A ransomware group has threatened to release the data of 9.7 million customers of Australian health insurance provider Medibank Private Limited. On Monday, Medibank said that it would not pay a ransom to attackers who had allegedly stolen sensitive data on 9.7 million present and former customers.
That gamble produced a response today, with the ransomware group issuing a 24-hour deadline for payment or seeing sensitive medical claims data released. Medibank now faces a possible class action from current and former customers, in what the health insurer has described as a distressing development. Medibank is one of Australia's largest private health insurers, covering over 3.9 million people and having 4,000 employees.
Medibank confirmed that almost 500,000 health claims were accessed and the personal information of both previous and present clients was exposed after when an unidentified gang broke into Medibank's system a few weeks ago.
While the ransomware organization responsible for the attack on Medibank has not yet been identified, the company has confirmed that the malicious activity it has seen on its network is consistent with ransomware activity.
On Monday, after Medibank declined to pay the ransomware gang, the attackers announced on its darknet site after midnight that "data will be publish in 24 hours."
The post's threat was not supported by any data samples. Also, the gang has not yet disclosed how much information it stole from Medibank's network, and it has not given any evidence to back up its claims.
David Koczar, the chief executive of Medibank, did not clarify whether the group was the same as the one the company had been in contact with, but he did call it a "distressing development" in a statement on Tuesday.
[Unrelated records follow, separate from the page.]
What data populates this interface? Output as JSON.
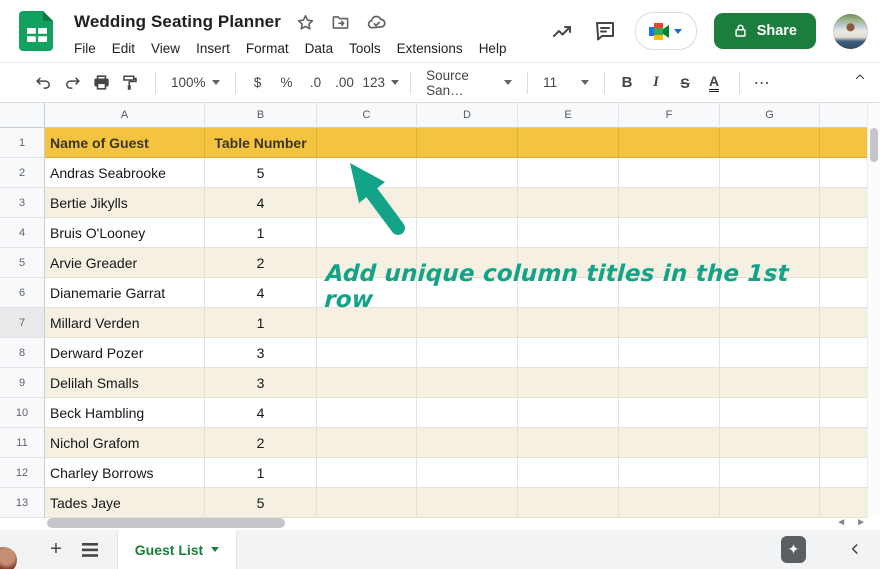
{
  "header": {
    "title": "Wedding Seating Planner",
    "menus": [
      "File",
      "Edit",
      "View",
      "Insert",
      "Format",
      "Data",
      "Tools",
      "Extensions",
      "Help"
    ],
    "share_label": "Share",
    "icons": [
      "sheets-logo",
      "star-icon",
      "move-to-folder-icon",
      "cloud-saved-icon",
      "trending-icon",
      "comment-icon",
      "meet-icon",
      "lock-icon",
      "avatar"
    ]
  },
  "toolbar": {
    "zoom_level": "100%",
    "currency": "$",
    "percent": "%",
    "decrease_decimal": ".0",
    "increase_decimal": ".00",
    "number_format": "123",
    "font_name": "Source San…",
    "font_size": "11",
    "bold": "B",
    "italic": "I",
    "strikethrough": "S",
    "text_color": "A",
    "more": "⋯",
    "icons": [
      "undo-icon",
      "redo-icon",
      "print-icon",
      "paint-format-icon",
      "chevron-up-icon"
    ]
  },
  "sheet": {
    "columns": [
      "A",
      "B",
      "C",
      "D",
      "E",
      "F",
      "G",
      ""
    ],
    "header_row": {
      "number": "1",
      "name_title": "Name of Guest",
      "table_title": "Table Number"
    },
    "rows": [
      {
        "n": "2",
        "name": "Andras Seabrooke",
        "table": "5"
      },
      {
        "n": "3",
        "name": "Bertie Jikylls",
        "table": "4"
      },
      {
        "n": "4",
        "name": "Bruis O'Looney",
        "table": "1"
      },
      {
        "n": "5",
        "name": "Arvie Greader",
        "table": "2"
      },
      {
        "n": "6",
        "name": "Dianemarie Garrat",
        "table": "4"
      },
      {
        "n": "7",
        "name": "Millard Verden",
        "table": "1"
      },
      {
        "n": "8",
        "name": "Derward Pozer",
        "table": "3"
      },
      {
        "n": "9",
        "name": "Delilah Smalls",
        "table": "3"
      },
      {
        "n": "10",
        "name": "Beck Hambling",
        "table": "4"
      },
      {
        "n": "11",
        "name": "Nichol Grafom",
        "table": "2"
      },
      {
        "n": "12",
        "name": "Charley Borrows",
        "table": "1"
      },
      {
        "n": "13",
        "name": "Tades Jaye",
        "table": "5"
      }
    ]
  },
  "annotation": {
    "text": "Add unique column titles in the 1st row",
    "arrow": "teal-arrow-pointing-to-row-1"
  },
  "footer": {
    "active_sheet": "Guest List",
    "icons": [
      "add-sheet-icon",
      "all-sheets-icon",
      "explore-star-icon",
      "chevron-left-icon"
    ]
  },
  "colors": {
    "share_green": "#1b7e3c",
    "sheets_logo_green": "#12a15f",
    "tab_green": "#188038",
    "annotation_teal": "#12a389",
    "band_yellow": "#f4c440",
    "band_cream": "#f5f0e2"
  }
}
Koczkar said the amount asked by the extortionists – which he did not reveal – was "irrelevant." Even if Medibank paid, there's no guarantee that the data will be deleted, he said.
"Customers should remain vigilant. We knew the publication of data online by the criminal could be a possibility, but the criminal's threat is still a distressing development for our customers," he said.
"This is horrendous, but not unsurprising if you look at ransomware like a business," cybersecurity expert Troy Hunt said on Twitter on Tuesday.
"If they *don't* dump the data publicly, what message does that send to future 'customers'?"
Customers and Medibank at Risk
The ransomware gang REvil, which was thought to have been shut down in October of last year, is linked to the website where the Medibank threat was posted. The group's website was revived in April of this year.
REvil "was brash and often taunted its victims," according to threat expert Brett Callow of Guardian Australia. So, the post's inclusion of a link to ABC comedian Mark Humphries' satirical film about the Medibank data theft is in keeping with their style.
Koczkar said on Monday that paying a ransom may make Australia "a bigger target" for data thefts by providing criminals with an incentive.
"Based on the extensive advice we have received from cybercrime experts we believe there is only a limited chance paying a ransom would ensure the return of our customers' data and prevent it from being published," he said.
The decision by Medibank not to pay a ransom to online thieves was in accordance with government instructions, according to home affairs minister Clare O'Neil.
Additionally, Medibank stated that it believes the cybercriminals responsible for the October attack did not gain access to financial data (such as credit card and banking information), primary identification documents (such as driver's licenses), or health claims information for additional services (like dental, physio, optical and psychology).